** Requirement **
For the entries that follow, report how many lines include the word "false" and add nothing.
↓↓↓
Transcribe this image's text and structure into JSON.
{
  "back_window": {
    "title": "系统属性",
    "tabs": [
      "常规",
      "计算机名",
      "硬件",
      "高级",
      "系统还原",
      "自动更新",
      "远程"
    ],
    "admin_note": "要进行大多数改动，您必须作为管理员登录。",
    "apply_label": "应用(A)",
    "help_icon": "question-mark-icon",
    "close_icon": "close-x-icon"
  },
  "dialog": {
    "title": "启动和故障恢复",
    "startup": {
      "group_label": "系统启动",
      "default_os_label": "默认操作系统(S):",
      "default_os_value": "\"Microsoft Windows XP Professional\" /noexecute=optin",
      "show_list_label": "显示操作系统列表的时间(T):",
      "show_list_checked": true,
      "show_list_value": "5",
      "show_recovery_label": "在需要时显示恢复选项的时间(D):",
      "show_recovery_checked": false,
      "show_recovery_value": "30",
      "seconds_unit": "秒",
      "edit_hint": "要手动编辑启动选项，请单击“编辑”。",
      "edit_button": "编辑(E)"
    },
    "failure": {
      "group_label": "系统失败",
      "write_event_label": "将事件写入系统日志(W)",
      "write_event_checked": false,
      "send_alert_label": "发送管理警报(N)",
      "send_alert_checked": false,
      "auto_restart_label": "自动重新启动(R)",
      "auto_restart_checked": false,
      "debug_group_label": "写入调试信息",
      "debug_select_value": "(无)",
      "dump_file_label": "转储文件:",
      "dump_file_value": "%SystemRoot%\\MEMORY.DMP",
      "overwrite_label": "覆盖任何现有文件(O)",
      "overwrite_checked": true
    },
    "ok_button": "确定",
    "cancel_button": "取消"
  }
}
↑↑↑
** Solution for this exercise **
4